High pressure and temperatures experiments with the new 'Griggs' type apparatus and microstructural analysis using electron backscatter diffraction (EBSD) of natural samples are used to explore the micro-scale underlining physics of deformation of Earth and other planetary bodies.


* Looking for new motivated students and post-docs *
                                                   * Contact us *


Naturally or experimentally induced deformation in rocks can be the focal point of research, whether considering the study of faults and slip along faults during earthquakes (unstable, seismic event) or the study of lower-crust and mantle creep (stable, aseismic flow). These phenomenon, their controling mechanism/s, and resulted mark on the rock microstructures (textures) are our way in understanding the strength and mechanical behavior of Earth layers. Research questions can be related to the study of earthquakes and earthquakaes hazards, such as what makes a fault stable or unstable, what conditions will generate the type of structures we observe in the field? What are the forces and processes that drive plate tectonics? or what are the microstructural, chemical, and rheological ('the study of flow') properties of mantle flow?


3-D Electron Backscatter Diffraction of a peridotite mantle sample from Wyoming, USA (LabDCT technology at Xnovo Technology)

We're looking for motivated students to join our team! If you're interested please contact us.
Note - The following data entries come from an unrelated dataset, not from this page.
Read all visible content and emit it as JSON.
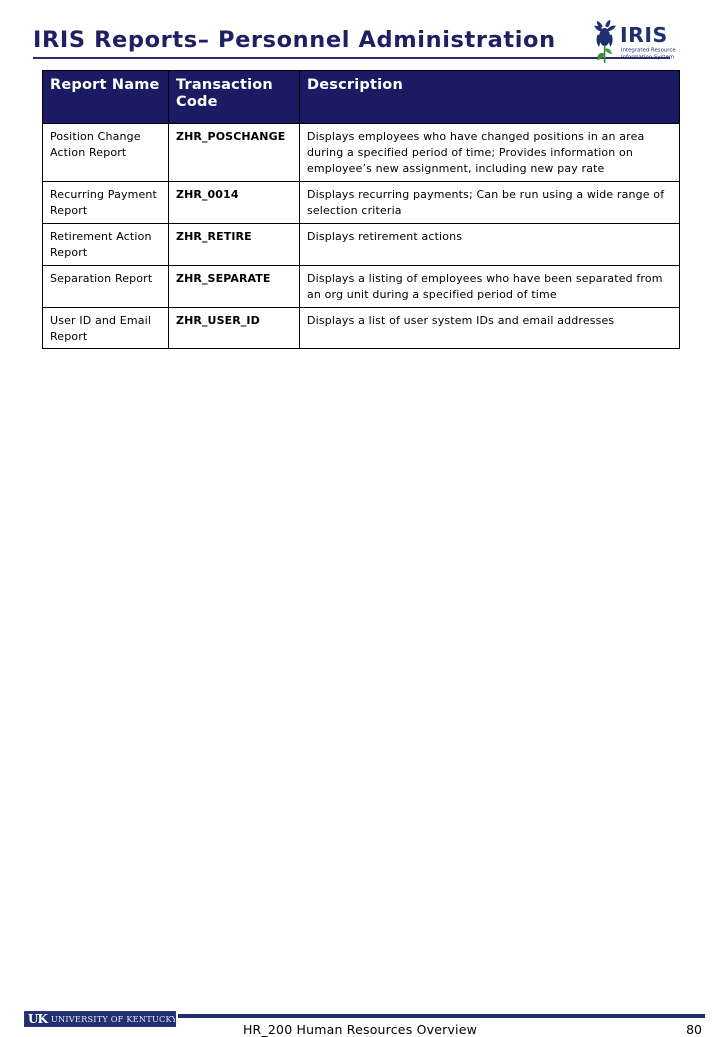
{
  "slide": {
    "title": "IRIS Reports– Personnel Administration"
  },
  "logo": {
    "brand_name": "IRIS",
    "tagline_line1": "Integrated Resource",
    "tagline_line2": "Information System",
    "icon": "iris-flower-icon",
    "color": "#1f2f70"
  },
  "table": {
    "columns": [
      {
        "label": "Report Name"
      },
      {
        "label": "Transaction Code"
      },
      {
        "label": "Description"
      }
    ],
    "header_bg": "#1b1b63",
    "header_fg": "#ffffff",
    "rows": [
      {
        "name": "Position Change Action Report",
        "code": "ZHR_POSCHANGE",
        "description": "Displays employees who have changed positions in an area during a specified period of time; Provides information on employee’s new assignment, including new pay rate"
      },
      {
        "name": "Recurring Payment Report",
        "code": "ZHR_0014",
        "description": "Displays recurring payments; Can be run using a wide range of selection criteria"
      },
      {
        "name": "Retirement Action Report",
        "code": "ZHR_RETIRE",
        "description": "Displays retirement actions"
      },
      {
        "name": "Separation Report",
        "code": "ZHR_SEPARATE",
        "description": "Displays a listing of employees who have been separated from an org unit during a specified period of time"
      },
      {
        "name": "User ID and Email Report",
        "code": "ZHR_USER_ID",
        "description": "Displays a list of user system IDs and email addresses"
      }
    ]
  },
  "footer": {
    "uk_mark": "UK",
    "uk_wordmark": "UNIVERSITY OF KENTUCKY",
    "course_title": "HR_200 Human Resources Overview",
    "page_number": "80",
    "accent_color": "#1f2f70"
  }
}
The new 'Griggs' type solid-medium apparatus for deformation can simulate conditions of down to ~100 km depth into the Earth with the conditions of high temperatures (~1300 C) and pressures (~3 GPa). The apparatus was installed at the Rock Deformation lab at Ben-Gurion University February 2020.